- **Task prompt**
In the copy, include every entry exactly but none of its images.

- **Data records**
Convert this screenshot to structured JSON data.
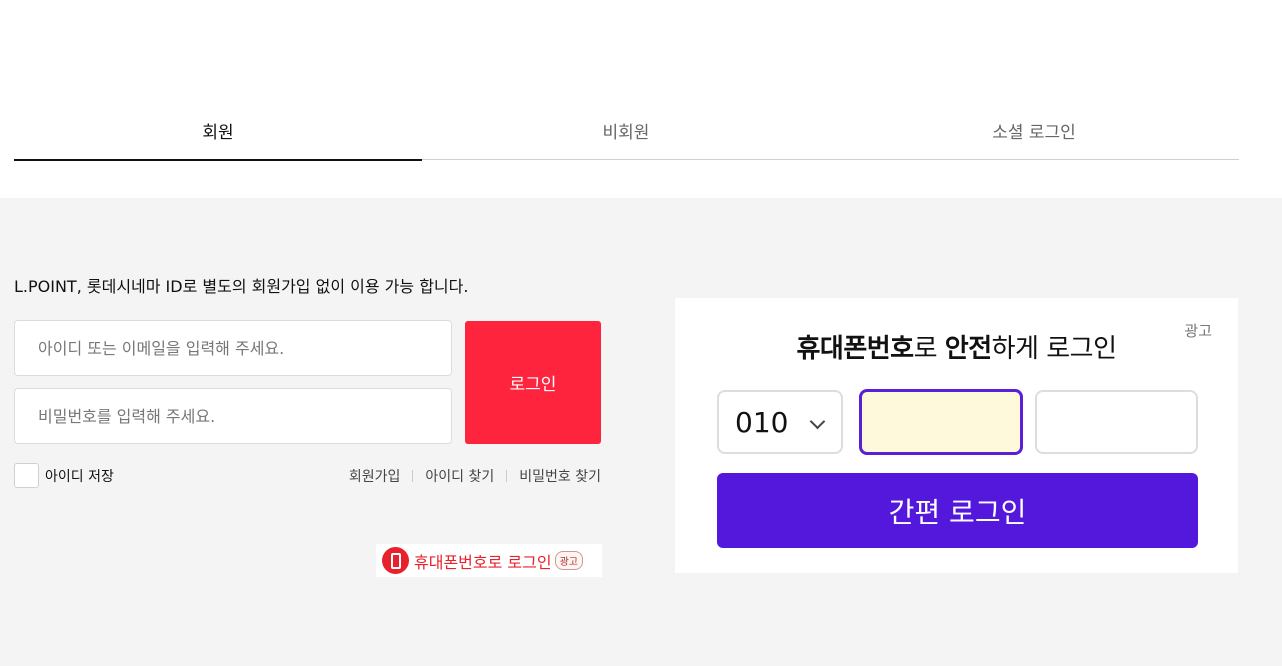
{
  "tabs": [
    {
      "label": "회원",
      "active": true
    },
    {
      "label": "비회원",
      "active": false
    },
    {
      "label": "소셜 로그인",
      "active": false
    }
  ],
  "login": {
    "notice": "L.POINT, 롯데시네마 ID로 별도의 회원가입 없이 이용 가능 합니다.",
    "id_placeholder": "아이디 또는 이메일을 입력해 주세요.",
    "pw_placeholder": "비밀번호를 입력해 주세요.",
    "login_button": "로그인",
    "save_id_label": "아이디 저장",
    "links": [
      "회원가입",
      "아이디 찾기",
      "비밀번호 찾기"
    ]
  },
  "small_ad": {
    "text": "휴대폰번호로 로그인",
    "badge": "광고"
  },
  "phone_panel": {
    "ad_label": "광고",
    "title_part1": "휴대폰번호",
    "title_part2": "로 ",
    "title_part3": "안전",
    "title_part4": "하게 로그인",
    "prefix": "010",
    "button": "간편 로그인"
  },
  "colors": {
    "primary_red": "#ff243e",
    "ad_purple": "#5418dd",
    "focus_fill": "#fff9dc"
  }
}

- **Response below**
Convert this screenshot to structured JSON data.
{
  "tabs": [
    {
      "label": "회원",
      "active": true
    },
    {
      "label": "비회원",
      "active": false
    },
    {
      "label": "소셜 로그인",
      "active": false
    }
  ],
  "login": {
    "notice": "L.POINT, 롯데시네마 ID로 별도의 회원가입 없이 이용 가능 합니다.",
    "id_placeholder": "아이디 또는 이메일을 입력해 주세요.",
    "pw_placeholder": "비밀번호를 입력해 주세요.",
    "login_button": "로그인",
    "save_id_label": "아이디 저장",
    "links": [
      "회원가입",
      "아이디 찾기",
      "비밀번호 찾기"
    ]
  },
  "small_ad": {
    "text": "휴대폰번호로 로그인",
    "badge": "광고"
  },
  "phone_panel": {
    "ad_label": "광고",
    "title_part1": "휴대폰번호",
    "title_part2": "로 ",
    "title_part3": "안전",
    "title_part4": "하게 로그인",
    "prefix": "010",
    "button": "간편 로그인"
  },
  "colors": {
    "primary_red": "#ff243e",
    "ad_purple": "#5418dd",
    "focus_fill": "#fff9dc"
  }
}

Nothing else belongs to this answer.